Also, chronic insomniacs and people undergoing sleep treatments are advised to still restrict themselves from exercising too close to bedtime, as this might be part of their ongoing treatment for insomnia.
But if you’re currently suffering from no sleep-related conditions and just want to improve your sleep, feel free to do any type of yoga throughout the day.
For instance, restorative yoga isn’t just for relaxing before bedtime. You can even do it during your lunch break. It’s the perfect way to quell anxiety during especially stressful workdays.
Likewise, go ahead and practice midnight bikram if you can find a class that offers that schedule. Sweating it all out right before bedtime could leave you positively ready to sleep as soon as you lay down your mattress.
No matter which time of the day you choose to do it…
Regular Yoga Helps With Depression, Anxiety, and Insomnia
The emotional and mental benefits of yoga almost outweigh its many physical benefits. A recent study has found that yoga can be a substitute to prescribing mood-altering medication in patients with depression, which is both a cause and effect of chronic insomnia.
As explained by Dr. Chris Streeter from the Boston University of Medicine, it’s because yoga targets the autonomic nervous system. By balancing out this system, regular yoga practice allows the rest of the brain to work better at regulating chemical imbalances.
While Streeter admits that more research on the topic is necessary, there’s no doubt that adding yoga to your treatment regimen (instead of prescribing another drug) can improve the condition of patients with depression.
Apart from coming with considerably less side-effects as compared to medication, yoga is also cheaper. You don’t have to do all your yoga in expensive gyms and studios.
All You Need to Do Yoga at Home is Practice, a Yoga Mat, a Mirror, and More Practice
Regular yoga classes can be expensive (depending on where you are), but with enough practice, you can start doing it at home by yourself.
Of course, this is only possible when you’ve had enough supervised practice under good yoga instructors. Once you get the fundamentals down and have consistently attended yoga classes for 1 to 2 months, you can start safely practicing poses at home.

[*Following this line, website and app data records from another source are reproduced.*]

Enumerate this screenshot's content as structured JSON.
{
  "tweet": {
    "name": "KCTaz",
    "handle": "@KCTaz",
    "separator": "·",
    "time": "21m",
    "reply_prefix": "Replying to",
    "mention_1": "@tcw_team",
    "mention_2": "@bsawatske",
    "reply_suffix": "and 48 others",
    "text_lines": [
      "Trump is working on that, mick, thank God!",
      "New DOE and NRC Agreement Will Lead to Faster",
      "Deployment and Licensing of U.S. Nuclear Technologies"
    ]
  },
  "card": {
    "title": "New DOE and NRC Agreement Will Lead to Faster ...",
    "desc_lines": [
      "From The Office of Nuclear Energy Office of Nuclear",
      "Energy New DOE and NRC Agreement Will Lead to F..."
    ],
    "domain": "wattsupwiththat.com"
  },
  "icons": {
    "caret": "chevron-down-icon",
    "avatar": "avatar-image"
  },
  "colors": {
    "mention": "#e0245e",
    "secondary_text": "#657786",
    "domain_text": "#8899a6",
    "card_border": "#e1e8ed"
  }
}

However, no matter how good you think you are, it’s always a good idea to keep going back to classes from time to time. The more you pay attention to what your yoga instructor corrects during class, the better you can practice at home by yourself.